Supplied data:

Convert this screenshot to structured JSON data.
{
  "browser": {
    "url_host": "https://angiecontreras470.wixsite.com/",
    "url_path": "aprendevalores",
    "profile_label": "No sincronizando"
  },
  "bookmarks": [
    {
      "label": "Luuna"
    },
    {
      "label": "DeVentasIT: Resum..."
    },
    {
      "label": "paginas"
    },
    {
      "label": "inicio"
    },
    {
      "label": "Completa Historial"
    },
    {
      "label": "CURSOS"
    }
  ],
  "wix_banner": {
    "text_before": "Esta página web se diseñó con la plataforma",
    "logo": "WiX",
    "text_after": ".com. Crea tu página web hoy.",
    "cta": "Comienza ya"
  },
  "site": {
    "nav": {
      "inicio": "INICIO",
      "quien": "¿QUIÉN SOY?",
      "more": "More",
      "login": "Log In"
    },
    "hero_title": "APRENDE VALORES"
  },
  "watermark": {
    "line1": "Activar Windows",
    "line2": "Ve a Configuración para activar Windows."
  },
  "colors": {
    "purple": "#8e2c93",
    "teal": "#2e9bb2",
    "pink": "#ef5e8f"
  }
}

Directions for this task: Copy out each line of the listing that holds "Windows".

Answer box:
    "line1": "Activar Windows",
    "line2": "Ve a Configuración para activar Windows."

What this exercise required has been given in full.